Saturday, February 21, 2009

Giotto in Rome: Father of Renaissance Giotto's Works on Display in Rome

San Francesco expels the devils from Arezzo by Giotto

Rome, February 20 - Rome is gearing up for one of the artistic highlights of its year, a major exhibition paying tribute to the father of the Renaissance, Giotto.

Opening March 6, 50 works of art, including 20 panels, exploring the life and times of Giotto di Bondone (c.1267-1337) will be on display.

Speaking at the presentation of the event, Culture Minister Sandro Bondi said the exhibit would be unique.

''It will just not be a great cultural event but will also have enormous civil, political and democratic value,'' he said. ''Giotto was one of the fathers of European art and just looking at his masterpieces makes us all better people''.

The exhibition will feature wooden sculptures, illuminated manuscripts and goldwork. The highlight of the show will be the fragile, 14th-century panels on loan from major museums around the world, several of which have been restored for the show.

''This event will not simply commemorate Giotto's work, it aims to approach the master from a fresh point of view,'' said Architectural Heritage Superintendent Roberto Cecchi. ''There are so many aspects to Giotto that we still know little about, such as his interest in architecture, and the exhibition will contain some appealing ideas for future studies''.

Although renowned for his skill at life drawings at a time when stylized Byzantine art dominated, much of Giotto's life, travels and training remains shrouded in mystery. He was born in Tuscany of a father named Bondone, studied with Cimabue, one of the greatest painters of his day, and completed his greatest masterpiece, the decoration of the Scrovegni Chapel in Padua, in around 1305.

However, the year and precise place of his birth and his family's background remain subjects of dispute, as does the order in which he completed his works and even their attribution. The exhibition sets out to address these uncertainties among others, looking at conflicting views and tracing his voyages around Italy through the impact of his art. ''The exhibition will analyze the master's presence in Italy's greatest cities, from Rome to Florence, and from Naples to Milan,'' said the event's curator Alessandro Tomei.
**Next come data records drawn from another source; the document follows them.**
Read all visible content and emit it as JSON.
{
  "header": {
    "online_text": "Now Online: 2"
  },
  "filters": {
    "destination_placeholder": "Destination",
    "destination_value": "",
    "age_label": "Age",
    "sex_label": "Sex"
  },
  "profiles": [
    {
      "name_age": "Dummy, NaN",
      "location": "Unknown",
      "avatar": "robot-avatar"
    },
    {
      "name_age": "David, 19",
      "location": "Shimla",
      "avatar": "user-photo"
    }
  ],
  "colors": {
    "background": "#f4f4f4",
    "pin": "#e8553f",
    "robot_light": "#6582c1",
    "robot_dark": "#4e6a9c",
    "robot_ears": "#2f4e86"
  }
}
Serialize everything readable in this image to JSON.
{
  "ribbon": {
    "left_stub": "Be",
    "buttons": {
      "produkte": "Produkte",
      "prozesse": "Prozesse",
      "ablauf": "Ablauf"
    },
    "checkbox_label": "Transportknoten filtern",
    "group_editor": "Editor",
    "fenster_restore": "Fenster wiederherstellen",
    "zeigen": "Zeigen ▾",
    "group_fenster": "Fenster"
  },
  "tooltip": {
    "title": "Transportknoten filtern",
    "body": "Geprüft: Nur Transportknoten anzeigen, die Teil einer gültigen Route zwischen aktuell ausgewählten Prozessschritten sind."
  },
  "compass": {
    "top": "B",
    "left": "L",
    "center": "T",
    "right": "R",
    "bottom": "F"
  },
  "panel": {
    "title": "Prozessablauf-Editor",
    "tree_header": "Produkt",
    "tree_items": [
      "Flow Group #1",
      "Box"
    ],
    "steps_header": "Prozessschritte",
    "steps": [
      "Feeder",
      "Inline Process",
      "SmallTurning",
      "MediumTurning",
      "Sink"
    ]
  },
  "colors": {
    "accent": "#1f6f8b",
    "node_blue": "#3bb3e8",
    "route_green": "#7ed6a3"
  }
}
''First-hand evidence has disappeared but historians have reconstructed his trail through documentation and the influence his work had on his contemporaries. ''Where Giotto appeared, artistic expression changed for good,'' he concluded. Entitled Giotto e Le Trecento (Giotto And The 14th Century), the exhibition runs in Rome's Vittoriano from March 6 until June 29.

One of WebVisionItaly's favorite Italian towns is Assisi, which we find so peaceful and beautiful. Inside the Basilica di San Francesco does Giotto's art cover the walls depicting the life of San Francesco? One of our favorite's is the panel that depicts San Francesco expelling the devil and phantoms who had taken over the souls of the people from Arezzo. Giotto was long credited with the frescoes in the Upper Church of S Francesco in Assisi, painted between 1297 and about 1305, but of course there is always controversy and these Giotto paintings in the Basilica of San Francesco Assisi are subject of one big controversy: are the paintings by the hands of Giotto or by students who copied his style.

If you plan to travel to Rome this Spring stop by the Vittorino to see Giotto's work, a wonderful base from which to jump into European Art and the Renaissance.

For more video about travel in Italy click

Labels: , , , , , ,


Post a Comment

Subscribe to Post Comments [Atom]

<< Home